A few rows of lockers later, I ended up in a dark hallway. The room at the end of the hall was loud and as we entered it, I was struck with lots of IRUSA blue. The Howard students strutting Islamic Relief USA t-shirts were actively discussing college and time management strategies with a classroom of high school students. I spent the remainder of that day following the students around and observing different classes. As the Howard students talked with the Flint students, it was clear Flint, Michigan presented obstacles. These students lack access to clean drinking water, the school system is facing budget cuts, and teachers are exhausted. Many of the classrooms had a lack of energy, an overall lack of motivation, and it was saddening to see that. I spoke with teachers and counselors that day who are so devoted to the success of each and every student. They spend countless hours in and outside of the classroom trying to be the backbone and support to give each student hope to make it beyond Flint.

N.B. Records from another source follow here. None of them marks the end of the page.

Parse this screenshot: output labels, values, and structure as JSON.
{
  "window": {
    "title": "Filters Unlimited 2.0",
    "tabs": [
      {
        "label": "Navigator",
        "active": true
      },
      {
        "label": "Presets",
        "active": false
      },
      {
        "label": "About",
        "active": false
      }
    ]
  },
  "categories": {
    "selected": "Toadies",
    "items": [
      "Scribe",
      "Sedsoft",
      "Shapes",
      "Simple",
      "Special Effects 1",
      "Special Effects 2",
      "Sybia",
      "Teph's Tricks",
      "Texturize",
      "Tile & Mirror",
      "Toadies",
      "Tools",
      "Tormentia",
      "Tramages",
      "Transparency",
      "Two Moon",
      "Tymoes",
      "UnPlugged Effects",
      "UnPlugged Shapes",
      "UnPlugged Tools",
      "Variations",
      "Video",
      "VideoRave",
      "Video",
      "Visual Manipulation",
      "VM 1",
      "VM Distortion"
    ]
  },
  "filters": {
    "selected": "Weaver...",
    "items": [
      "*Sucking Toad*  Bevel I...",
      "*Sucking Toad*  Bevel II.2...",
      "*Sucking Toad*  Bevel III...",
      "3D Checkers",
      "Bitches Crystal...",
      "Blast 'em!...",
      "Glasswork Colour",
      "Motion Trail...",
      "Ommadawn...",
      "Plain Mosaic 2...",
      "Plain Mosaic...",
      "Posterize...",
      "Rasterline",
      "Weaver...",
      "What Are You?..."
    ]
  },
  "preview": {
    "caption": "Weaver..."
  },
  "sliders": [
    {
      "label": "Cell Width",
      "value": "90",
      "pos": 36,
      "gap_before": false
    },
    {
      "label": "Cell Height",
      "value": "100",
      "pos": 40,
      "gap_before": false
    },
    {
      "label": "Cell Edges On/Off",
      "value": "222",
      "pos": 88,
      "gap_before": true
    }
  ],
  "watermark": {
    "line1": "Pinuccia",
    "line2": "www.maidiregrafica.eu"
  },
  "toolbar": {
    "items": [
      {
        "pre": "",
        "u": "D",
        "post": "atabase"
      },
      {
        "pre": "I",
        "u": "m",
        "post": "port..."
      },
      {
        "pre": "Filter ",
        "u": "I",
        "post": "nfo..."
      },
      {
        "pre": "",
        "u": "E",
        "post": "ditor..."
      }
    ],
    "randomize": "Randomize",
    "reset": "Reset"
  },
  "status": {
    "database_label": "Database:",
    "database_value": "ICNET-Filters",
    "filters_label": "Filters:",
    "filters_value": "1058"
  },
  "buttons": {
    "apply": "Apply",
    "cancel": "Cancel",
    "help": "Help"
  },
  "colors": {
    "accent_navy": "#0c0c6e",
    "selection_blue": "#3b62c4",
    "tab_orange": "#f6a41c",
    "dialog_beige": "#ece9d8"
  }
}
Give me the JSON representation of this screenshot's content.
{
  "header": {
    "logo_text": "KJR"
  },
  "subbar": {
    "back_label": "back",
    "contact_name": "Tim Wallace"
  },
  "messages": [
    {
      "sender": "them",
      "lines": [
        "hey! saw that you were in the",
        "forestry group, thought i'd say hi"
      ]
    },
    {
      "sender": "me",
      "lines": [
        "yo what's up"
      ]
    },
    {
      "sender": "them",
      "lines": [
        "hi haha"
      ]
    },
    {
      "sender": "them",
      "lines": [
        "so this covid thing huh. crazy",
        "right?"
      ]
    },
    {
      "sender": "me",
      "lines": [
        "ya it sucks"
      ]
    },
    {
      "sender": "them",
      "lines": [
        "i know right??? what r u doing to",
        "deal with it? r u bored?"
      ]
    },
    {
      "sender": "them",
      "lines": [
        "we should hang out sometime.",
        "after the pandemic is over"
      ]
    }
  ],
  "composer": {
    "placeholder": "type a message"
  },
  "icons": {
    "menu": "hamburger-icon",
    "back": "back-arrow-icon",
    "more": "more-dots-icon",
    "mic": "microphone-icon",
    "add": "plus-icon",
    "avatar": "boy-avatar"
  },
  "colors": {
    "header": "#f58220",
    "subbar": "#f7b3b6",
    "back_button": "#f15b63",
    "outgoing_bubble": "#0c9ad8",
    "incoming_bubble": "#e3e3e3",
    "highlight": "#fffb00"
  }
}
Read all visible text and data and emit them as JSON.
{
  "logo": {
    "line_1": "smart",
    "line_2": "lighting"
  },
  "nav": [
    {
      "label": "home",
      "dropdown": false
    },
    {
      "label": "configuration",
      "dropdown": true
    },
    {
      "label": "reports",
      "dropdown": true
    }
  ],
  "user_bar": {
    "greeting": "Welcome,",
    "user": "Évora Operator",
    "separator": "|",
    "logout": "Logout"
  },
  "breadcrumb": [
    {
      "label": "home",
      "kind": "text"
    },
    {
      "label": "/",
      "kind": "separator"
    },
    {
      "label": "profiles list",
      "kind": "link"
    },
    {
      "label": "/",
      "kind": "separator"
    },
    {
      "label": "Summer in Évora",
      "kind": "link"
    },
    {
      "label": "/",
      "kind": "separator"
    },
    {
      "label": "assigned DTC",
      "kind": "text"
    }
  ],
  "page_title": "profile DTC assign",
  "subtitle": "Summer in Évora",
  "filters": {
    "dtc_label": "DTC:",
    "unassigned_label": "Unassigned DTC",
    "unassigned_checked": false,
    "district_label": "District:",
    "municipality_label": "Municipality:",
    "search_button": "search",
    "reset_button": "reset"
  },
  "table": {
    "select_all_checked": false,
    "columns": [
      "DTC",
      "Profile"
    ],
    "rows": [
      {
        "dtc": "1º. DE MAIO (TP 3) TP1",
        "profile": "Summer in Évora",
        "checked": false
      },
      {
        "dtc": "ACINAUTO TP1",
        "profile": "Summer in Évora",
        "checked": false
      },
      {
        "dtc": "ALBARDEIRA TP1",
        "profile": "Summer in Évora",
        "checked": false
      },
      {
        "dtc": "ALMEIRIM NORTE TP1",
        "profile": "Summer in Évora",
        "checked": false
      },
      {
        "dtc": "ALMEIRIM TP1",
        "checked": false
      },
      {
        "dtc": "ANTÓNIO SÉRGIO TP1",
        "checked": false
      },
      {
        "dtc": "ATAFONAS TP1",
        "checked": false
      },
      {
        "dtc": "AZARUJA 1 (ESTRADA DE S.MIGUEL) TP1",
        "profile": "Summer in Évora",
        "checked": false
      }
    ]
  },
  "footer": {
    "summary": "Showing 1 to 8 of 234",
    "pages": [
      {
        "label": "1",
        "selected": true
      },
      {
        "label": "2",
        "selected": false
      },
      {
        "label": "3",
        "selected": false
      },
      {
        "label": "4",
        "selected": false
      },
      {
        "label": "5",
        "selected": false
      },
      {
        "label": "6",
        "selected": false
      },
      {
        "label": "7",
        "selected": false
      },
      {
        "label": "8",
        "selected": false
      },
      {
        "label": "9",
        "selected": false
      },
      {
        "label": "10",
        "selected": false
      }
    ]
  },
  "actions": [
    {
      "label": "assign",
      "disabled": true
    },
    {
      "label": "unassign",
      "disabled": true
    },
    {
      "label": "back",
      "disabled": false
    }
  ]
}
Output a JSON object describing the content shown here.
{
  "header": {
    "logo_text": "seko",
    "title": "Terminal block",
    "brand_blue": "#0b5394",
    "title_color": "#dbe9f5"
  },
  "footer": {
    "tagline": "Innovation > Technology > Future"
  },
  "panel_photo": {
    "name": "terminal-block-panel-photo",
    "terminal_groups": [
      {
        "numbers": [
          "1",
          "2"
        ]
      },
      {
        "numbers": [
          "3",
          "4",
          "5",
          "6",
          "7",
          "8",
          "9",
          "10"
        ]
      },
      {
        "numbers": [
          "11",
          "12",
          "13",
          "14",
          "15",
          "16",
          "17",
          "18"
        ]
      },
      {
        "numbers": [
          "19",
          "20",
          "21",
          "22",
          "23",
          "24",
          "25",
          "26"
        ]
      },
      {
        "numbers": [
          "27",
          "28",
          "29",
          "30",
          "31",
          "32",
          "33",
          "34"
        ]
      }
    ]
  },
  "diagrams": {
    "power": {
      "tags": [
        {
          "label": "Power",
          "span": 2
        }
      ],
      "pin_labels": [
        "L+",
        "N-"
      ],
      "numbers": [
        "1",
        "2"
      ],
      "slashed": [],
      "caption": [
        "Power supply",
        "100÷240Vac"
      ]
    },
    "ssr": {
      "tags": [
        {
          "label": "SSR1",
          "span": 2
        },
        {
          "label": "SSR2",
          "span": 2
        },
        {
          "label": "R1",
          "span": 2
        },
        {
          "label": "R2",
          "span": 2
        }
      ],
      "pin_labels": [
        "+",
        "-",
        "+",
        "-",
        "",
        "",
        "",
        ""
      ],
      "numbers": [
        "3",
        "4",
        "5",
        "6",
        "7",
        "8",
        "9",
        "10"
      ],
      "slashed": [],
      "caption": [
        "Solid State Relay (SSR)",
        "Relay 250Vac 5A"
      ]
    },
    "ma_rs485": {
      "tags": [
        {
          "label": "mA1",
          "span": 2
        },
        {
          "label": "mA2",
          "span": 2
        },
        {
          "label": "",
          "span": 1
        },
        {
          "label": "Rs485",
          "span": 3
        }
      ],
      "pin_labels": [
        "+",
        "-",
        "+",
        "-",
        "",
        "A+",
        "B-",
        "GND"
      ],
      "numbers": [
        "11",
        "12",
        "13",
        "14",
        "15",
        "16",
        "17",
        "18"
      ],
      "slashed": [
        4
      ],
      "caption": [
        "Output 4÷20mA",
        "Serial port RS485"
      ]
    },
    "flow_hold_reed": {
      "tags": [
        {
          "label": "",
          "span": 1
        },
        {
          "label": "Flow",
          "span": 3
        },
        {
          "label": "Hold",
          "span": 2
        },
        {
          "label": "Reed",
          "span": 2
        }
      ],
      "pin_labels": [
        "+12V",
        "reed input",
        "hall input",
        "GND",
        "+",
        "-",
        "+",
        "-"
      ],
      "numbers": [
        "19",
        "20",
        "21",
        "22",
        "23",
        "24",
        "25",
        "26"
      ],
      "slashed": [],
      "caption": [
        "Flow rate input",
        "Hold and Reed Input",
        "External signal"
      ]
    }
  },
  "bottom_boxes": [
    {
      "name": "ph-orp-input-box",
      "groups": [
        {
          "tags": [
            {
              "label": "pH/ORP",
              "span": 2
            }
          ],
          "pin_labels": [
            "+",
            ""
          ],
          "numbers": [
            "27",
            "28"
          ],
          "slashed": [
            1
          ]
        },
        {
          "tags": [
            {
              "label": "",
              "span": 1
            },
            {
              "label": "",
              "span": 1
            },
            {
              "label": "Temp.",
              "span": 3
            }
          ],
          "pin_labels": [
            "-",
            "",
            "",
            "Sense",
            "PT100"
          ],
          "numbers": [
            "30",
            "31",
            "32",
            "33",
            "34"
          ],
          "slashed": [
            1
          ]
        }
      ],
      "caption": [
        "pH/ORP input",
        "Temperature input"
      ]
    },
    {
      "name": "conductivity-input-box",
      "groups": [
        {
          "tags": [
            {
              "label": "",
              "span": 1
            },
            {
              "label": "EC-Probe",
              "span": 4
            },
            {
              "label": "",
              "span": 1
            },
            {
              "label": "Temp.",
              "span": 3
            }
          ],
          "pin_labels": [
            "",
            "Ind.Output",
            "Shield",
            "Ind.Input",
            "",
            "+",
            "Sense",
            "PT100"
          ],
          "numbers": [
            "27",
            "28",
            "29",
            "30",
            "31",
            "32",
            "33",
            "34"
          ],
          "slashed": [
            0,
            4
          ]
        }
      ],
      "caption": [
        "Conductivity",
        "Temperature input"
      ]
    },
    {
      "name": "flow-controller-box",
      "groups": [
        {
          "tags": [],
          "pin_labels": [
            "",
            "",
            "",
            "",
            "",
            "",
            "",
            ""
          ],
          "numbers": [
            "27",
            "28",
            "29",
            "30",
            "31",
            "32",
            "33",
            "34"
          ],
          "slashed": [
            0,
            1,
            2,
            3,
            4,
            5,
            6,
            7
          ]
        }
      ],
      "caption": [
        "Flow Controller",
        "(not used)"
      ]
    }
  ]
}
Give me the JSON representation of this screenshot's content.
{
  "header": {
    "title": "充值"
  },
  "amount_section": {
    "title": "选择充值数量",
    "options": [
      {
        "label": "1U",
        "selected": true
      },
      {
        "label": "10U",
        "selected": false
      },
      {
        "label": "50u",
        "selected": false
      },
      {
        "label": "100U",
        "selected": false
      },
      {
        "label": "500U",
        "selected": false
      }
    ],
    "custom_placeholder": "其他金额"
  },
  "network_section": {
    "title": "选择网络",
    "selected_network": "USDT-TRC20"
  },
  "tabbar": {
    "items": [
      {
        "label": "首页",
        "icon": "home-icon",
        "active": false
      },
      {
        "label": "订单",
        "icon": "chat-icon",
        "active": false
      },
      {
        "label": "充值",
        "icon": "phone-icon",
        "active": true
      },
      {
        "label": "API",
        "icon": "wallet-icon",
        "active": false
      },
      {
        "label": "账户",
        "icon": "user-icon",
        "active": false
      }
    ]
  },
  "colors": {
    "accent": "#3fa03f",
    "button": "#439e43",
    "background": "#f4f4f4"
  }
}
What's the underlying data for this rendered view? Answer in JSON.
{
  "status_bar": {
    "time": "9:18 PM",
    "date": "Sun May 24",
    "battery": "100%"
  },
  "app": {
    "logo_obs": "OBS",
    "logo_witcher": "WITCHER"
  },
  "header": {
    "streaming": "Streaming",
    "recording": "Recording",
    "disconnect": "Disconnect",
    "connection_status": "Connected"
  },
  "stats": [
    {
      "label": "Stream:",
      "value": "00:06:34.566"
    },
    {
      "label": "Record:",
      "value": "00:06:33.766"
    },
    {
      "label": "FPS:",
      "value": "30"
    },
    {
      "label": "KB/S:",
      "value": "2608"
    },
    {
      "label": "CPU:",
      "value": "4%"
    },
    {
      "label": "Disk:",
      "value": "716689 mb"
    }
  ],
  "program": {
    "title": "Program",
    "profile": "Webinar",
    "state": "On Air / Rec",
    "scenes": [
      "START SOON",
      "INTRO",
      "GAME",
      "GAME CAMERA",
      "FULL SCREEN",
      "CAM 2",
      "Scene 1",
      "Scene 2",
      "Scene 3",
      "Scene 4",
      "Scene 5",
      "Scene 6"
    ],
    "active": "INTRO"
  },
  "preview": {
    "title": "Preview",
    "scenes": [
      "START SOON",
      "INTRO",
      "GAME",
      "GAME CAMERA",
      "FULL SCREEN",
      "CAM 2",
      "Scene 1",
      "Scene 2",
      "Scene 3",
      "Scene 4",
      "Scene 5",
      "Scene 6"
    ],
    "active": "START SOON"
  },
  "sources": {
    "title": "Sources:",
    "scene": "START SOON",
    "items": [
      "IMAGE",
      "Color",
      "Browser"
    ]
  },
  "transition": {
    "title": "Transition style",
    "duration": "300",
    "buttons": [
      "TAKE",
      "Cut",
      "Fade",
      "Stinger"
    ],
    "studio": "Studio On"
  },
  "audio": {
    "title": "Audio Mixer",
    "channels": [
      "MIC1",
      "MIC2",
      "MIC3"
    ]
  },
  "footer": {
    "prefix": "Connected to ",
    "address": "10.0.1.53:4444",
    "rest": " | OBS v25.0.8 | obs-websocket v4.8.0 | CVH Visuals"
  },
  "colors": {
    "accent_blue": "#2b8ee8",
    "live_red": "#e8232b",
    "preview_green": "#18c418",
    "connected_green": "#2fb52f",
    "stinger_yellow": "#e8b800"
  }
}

On Day 2 the snow had stopped, but it was still freezing. Today I was set to meet with the team at an elementary school. This was the most emotional part of my trip. I walked past water fountains with signs on them saying “do not use until further notice”, reminding me that Flint still has a water crisis. Poverty is everywhere in Flint, but the community is rich. They are hopeful and passionate. I met with a school supervisor that puts his all into supporting the youth at his school every singly day. These children are faced with challenges that go beyond finding clean drinking water. They are youth of a “crack baby” generation. I noticed many substitute teachers at the high school the day prior, and the administrator I met today explained the reasoning behind that. With budget cuts in Flint, teachers are leaving. When teachers leave, substitutes have to fill their place. With under qualified subs, they are overwhelmed with the needs of the students and end up leaving within days of being in the classroom. With such a high turnover rate for subs, students are left with inconsistencies in their education which deepens the issues.
Overall by the close of Day 2, I had met countless students and teachers. The high school students were tired, but the elementary students still had a light of hope and passion inside them. It is that light that so many administrators and teachers are trying to preserve. Flint is a community of individuals facing the same issues. A water crisis that should not exist. Many residents feel ignored by other communities so they are support themselves. They work together to overcome the water issues, the poverty, and the limited resources. The community is fighting to offer their youth a fighting chance at more, trying to ensure their success despite all the obstacles thrown their way. Flint is strong, and insha’Allah they’ll continue to overcome.